I don’t know what year he stopped setting it up for us. Perhaps as we got older. Perhaps after my family moved away, the family with the youngest kids. There wasn’t anyone left to enchant with its recorded “choo-choo” sound and mechanical wheels. Or maybe it just got too difficult to set up. There was less room anyway once they moved houses.

He gave the train to us at some point, hoping Isaac would set it up and be interested in the mechanics. It’s still in our basement. None of us have the skill to figure out the set up.

Work Shed
It was a room we weren’t allowed to enter because of the tools. We might hurt ourselves. He kept it closed but on some visits, when I was playing outside, I’d see him in there tinkering. I don’t know what he made in there. I know he liked to know how things were made and try his hand at making and tinkering. Perhaps it was mostly fixing things that needed to be fixed around the house. I do remember that he had an Atlanta Braves pennant hung on the wall.

Tan Car
Perhaps it was an Oldsmobile. Perhaps not. The seats were soft and sunk under even my slight weight. The smell was the same as the love seat: a distant cologne, age, dust of use. Any time I saw a gold or tan car, I thought it belonged to him. It would be parked outside of our house when they came to visit on Christmas morning or it would be the one we would look for in the Beech Haven Baptist Church parking lot on the weekends I would stay with them. The click ting click of the turning signal was unlike any other.

I thought he was the one driving any gold or tan car that we passed on the road.

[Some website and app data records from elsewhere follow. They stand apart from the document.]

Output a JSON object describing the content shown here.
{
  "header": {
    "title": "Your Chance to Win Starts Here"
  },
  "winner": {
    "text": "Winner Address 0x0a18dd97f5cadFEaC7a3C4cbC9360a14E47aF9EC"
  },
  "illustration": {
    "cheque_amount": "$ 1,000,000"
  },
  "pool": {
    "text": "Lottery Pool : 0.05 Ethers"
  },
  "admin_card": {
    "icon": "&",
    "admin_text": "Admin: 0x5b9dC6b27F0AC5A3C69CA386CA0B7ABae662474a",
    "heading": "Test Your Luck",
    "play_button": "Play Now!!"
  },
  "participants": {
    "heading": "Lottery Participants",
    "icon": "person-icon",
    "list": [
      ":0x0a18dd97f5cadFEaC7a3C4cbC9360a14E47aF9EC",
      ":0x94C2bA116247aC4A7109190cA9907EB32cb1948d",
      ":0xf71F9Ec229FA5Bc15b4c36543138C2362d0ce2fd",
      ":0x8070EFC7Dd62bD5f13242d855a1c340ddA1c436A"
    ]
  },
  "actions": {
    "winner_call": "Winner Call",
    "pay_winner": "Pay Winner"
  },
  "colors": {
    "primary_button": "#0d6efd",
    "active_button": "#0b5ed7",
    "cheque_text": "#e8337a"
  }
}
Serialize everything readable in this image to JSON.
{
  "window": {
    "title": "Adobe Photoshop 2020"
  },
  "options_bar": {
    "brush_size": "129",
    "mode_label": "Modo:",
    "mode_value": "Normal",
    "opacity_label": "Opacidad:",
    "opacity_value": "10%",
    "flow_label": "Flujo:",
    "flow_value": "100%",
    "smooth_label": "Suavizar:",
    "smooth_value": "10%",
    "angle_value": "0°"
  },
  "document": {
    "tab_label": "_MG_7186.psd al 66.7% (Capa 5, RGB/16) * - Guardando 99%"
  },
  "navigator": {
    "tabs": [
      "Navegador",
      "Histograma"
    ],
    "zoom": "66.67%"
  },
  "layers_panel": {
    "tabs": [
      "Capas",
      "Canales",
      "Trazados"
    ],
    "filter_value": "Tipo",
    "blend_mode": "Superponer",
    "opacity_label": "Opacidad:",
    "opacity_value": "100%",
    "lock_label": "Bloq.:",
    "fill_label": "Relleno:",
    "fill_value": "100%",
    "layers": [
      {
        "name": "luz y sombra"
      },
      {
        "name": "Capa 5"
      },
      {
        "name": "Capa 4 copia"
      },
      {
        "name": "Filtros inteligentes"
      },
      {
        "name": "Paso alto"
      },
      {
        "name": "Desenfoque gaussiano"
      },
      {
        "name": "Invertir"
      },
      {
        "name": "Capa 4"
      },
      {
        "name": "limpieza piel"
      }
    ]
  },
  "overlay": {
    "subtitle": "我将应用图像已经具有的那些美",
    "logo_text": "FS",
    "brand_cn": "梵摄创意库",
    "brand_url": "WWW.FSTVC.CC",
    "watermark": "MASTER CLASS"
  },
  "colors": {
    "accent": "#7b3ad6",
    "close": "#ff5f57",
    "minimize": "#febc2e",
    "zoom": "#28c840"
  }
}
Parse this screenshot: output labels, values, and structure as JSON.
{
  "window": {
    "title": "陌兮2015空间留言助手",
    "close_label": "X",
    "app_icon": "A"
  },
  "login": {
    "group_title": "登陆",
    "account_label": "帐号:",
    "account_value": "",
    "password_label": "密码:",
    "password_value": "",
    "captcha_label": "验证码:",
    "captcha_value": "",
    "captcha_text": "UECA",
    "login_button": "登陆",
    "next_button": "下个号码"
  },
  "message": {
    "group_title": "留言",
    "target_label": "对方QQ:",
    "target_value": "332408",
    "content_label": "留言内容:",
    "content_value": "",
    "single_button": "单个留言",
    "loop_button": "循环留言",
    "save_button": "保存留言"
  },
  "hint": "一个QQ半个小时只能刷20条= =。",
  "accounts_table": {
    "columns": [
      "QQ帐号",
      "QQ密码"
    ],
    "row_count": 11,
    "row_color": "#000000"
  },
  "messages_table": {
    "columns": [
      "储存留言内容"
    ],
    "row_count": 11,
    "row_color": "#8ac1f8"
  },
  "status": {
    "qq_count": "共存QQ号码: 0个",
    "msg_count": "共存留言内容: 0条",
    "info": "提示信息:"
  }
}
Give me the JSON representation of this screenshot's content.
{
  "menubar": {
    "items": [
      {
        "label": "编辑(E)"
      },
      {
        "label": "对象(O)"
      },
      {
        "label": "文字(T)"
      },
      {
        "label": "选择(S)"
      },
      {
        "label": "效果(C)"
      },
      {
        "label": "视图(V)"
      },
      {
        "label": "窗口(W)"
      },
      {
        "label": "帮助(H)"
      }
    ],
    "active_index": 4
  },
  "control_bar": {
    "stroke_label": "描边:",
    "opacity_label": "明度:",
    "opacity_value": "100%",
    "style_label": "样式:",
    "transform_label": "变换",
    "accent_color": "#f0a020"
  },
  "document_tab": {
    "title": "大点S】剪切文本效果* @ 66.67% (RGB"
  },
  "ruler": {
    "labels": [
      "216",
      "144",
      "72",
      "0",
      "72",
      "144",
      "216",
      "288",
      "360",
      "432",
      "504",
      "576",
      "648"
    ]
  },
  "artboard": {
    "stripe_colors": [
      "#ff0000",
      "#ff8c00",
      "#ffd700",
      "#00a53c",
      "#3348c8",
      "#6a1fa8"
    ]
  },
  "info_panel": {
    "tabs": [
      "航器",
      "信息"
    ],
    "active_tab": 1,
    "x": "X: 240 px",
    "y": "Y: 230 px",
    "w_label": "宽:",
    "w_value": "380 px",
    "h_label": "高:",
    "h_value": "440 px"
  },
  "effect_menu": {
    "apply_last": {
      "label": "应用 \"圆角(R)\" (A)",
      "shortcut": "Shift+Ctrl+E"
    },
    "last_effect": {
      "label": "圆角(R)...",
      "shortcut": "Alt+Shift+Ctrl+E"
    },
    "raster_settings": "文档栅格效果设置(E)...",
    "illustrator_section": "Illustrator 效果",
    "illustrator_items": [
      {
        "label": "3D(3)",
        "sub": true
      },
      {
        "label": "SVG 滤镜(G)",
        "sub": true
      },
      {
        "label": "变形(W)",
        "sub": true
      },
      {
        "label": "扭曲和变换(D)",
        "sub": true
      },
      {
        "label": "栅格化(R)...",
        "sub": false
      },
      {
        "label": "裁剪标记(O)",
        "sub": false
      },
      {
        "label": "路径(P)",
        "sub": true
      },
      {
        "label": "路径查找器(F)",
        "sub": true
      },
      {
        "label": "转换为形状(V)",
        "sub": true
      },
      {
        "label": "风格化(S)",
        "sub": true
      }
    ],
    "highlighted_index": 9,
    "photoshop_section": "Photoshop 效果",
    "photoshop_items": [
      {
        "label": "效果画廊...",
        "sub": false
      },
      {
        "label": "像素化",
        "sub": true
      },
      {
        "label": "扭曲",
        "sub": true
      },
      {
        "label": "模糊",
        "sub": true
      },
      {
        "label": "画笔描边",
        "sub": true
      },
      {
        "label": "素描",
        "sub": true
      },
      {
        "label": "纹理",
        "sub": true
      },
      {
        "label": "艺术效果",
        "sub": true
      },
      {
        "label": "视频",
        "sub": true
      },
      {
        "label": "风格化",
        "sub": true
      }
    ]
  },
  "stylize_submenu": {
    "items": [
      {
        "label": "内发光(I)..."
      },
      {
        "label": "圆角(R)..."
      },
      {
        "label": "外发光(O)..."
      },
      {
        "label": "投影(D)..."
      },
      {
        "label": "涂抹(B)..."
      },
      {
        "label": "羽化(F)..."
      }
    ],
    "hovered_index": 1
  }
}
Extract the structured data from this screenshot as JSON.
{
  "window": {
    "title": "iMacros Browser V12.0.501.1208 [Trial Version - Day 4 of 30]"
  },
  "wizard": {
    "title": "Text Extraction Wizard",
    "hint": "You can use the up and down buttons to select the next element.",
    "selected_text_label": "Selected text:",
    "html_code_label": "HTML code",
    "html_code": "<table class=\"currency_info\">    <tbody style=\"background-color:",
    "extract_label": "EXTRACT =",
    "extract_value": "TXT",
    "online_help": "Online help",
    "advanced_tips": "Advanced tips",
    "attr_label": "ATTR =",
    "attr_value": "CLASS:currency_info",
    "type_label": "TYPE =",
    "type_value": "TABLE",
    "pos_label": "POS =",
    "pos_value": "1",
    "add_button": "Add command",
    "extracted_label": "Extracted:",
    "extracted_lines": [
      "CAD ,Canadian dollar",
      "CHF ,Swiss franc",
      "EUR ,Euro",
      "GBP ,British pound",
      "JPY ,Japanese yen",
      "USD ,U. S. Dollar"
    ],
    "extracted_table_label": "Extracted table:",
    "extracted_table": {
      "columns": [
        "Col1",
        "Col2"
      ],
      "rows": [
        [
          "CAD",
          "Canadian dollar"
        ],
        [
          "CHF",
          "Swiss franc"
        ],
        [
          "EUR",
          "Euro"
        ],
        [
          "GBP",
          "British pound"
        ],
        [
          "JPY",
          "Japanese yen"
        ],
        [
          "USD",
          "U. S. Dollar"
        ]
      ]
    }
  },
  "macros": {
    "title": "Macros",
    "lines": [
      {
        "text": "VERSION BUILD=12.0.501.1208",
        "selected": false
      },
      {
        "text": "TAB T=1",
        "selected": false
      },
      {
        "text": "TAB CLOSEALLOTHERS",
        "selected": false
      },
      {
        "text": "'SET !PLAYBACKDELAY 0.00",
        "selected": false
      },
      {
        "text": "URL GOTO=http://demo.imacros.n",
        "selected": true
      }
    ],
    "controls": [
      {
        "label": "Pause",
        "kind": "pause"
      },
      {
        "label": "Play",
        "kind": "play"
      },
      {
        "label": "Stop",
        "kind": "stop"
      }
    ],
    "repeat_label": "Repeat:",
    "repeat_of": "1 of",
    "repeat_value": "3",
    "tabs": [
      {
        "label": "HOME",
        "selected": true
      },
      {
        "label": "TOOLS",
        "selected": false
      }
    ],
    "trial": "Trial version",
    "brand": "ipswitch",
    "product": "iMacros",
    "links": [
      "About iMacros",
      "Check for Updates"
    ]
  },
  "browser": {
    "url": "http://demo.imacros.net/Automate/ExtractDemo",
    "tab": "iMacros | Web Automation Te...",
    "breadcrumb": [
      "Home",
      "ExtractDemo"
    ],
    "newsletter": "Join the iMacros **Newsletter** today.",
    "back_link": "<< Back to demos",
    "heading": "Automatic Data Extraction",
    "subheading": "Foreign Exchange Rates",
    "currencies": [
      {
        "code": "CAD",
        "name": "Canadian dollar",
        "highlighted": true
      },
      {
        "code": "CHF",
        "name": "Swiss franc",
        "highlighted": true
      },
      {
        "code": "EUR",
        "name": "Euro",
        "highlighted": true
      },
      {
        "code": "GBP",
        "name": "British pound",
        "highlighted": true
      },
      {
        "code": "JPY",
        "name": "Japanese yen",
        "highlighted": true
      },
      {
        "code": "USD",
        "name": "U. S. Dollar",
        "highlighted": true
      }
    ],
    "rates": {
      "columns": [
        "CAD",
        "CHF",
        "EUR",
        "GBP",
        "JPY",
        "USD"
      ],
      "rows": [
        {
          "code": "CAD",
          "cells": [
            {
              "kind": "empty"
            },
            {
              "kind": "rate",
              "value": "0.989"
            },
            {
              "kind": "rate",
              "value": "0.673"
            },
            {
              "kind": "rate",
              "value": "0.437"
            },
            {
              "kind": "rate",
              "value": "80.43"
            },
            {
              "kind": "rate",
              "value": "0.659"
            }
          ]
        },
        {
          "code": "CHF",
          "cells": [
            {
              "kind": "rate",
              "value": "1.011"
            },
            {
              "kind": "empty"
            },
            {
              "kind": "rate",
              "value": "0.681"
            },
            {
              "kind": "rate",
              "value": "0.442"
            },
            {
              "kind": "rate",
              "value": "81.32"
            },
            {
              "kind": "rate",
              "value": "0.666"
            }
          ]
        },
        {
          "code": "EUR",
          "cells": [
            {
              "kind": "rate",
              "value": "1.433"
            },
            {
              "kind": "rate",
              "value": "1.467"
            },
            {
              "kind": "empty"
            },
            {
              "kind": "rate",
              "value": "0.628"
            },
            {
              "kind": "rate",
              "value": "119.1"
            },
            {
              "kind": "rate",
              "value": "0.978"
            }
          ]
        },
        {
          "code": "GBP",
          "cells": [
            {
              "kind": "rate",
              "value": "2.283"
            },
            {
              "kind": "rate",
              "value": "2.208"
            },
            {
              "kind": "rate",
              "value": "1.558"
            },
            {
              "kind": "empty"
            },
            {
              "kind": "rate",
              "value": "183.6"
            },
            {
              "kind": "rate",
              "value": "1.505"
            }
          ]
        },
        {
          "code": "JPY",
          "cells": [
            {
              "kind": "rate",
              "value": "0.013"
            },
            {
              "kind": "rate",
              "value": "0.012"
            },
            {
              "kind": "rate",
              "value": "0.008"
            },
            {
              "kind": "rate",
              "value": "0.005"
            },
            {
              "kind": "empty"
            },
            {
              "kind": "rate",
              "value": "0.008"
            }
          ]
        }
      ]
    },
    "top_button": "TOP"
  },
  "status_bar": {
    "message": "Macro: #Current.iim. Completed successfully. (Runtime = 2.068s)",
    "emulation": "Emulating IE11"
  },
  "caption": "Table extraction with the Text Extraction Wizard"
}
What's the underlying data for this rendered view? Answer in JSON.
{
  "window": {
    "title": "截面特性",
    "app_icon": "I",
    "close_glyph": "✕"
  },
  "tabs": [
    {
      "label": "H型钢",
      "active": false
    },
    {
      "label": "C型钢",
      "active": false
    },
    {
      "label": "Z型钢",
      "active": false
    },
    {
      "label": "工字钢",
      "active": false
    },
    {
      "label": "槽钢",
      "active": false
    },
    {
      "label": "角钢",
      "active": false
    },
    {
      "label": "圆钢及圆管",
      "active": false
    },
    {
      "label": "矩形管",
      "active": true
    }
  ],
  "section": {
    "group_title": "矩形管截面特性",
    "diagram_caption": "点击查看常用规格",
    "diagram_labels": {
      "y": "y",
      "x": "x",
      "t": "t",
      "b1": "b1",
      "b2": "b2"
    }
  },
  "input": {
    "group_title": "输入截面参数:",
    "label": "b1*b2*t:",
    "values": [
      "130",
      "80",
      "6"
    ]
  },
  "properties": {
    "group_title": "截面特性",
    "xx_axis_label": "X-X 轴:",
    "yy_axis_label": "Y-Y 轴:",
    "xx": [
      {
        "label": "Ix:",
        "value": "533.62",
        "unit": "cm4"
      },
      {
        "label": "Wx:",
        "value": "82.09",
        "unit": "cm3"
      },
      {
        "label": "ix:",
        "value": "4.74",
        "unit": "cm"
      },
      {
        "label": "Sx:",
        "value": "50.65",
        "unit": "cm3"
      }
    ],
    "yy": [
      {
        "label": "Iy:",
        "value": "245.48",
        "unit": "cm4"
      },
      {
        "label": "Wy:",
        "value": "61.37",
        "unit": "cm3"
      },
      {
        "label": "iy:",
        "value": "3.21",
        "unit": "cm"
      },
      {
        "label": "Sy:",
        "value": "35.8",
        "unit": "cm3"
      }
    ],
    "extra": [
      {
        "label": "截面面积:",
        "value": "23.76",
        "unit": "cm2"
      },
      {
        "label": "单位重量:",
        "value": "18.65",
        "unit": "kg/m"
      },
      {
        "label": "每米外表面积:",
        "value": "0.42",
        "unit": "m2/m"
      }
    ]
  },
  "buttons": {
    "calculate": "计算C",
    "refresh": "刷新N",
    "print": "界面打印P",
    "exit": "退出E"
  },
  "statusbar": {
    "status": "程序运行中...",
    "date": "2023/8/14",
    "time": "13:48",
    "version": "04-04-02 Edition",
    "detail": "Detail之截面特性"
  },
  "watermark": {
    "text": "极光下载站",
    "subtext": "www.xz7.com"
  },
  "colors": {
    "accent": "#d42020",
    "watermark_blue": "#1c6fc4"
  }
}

China Cabinet
The romping that took place in G-Mom and G-Dad’s living room floor were the sign that we had all gathered for some holiday. It never really decreased through the years, perhaps only in the last five or so. My earliest memories of being told to be careful playing were when the games with the cousins got too close to the “china cabinet”. I can only hear those words in a strong North Georgia accent and usually in my aunt’s voice. Her taking my arm in her hand, leaning down near my head and talking quietly to explain to us that this china cabinet belonged to G-Dad and was from his family in Wales. I didn’t know where Wales was but it was the first time I realized that G-Dad had existed before he married G-Mom, that he came from somewhere else, had a history, another family that I never saw. Stacy made it very clear that the china cabinet was special and important, that we needed to take care of it and not break anything. I learned to walk lightly past it and steer my younger siblings away from it and listen for the faint “ting ting” as the glasses rattled if we walked or ran too close.

I never saw any dish break. A miracle.

The Orange Love Seat
No picture of G-Dad is as true to his loves as the Orange Love Seat. It was purchased sometime in my early childhood and still sits in their living room. It was his spot. When the chaos of our large and loud family would get too much, he could be found on the love seat, leaned back. There would be some baseball game on, year round it seemed. Mostly the Atlanta Braves.

But he let us little ones interrupt him too. We’d climb on the seat next to him or on him, asking him questions, sticking our stuffed animals in his face. He’d take the babies, when there were babies, and let them sit quietly with him as he watched his games.

When I remember him telling stories about his life, he is also sitting on this love seat. Sometimes, when he was in a talkative mood, he’d tell us that he was in the navy during World War II and stationed in Hawaii. He was a cook for some platoon. Or he’d tell a story from Wales. These stories came infrequently. I listened up when they did.

The Love Seat is also where he would sit with G-Mom. They’d hold hands in their love seat, G-Mom talking to anyone and everyone. He’s smile and chuckle, occasionally putting in a witty word or two, but letting her construct the drama. He was always there for her, beside her in church, beside her after open heart surgery, waiting in the hangar after she decided to go skydiving.

When I think of him, it is most often in this chair that I find him. Restful. Happy. Content.


Thank you, G-Dad for your life and your care for us.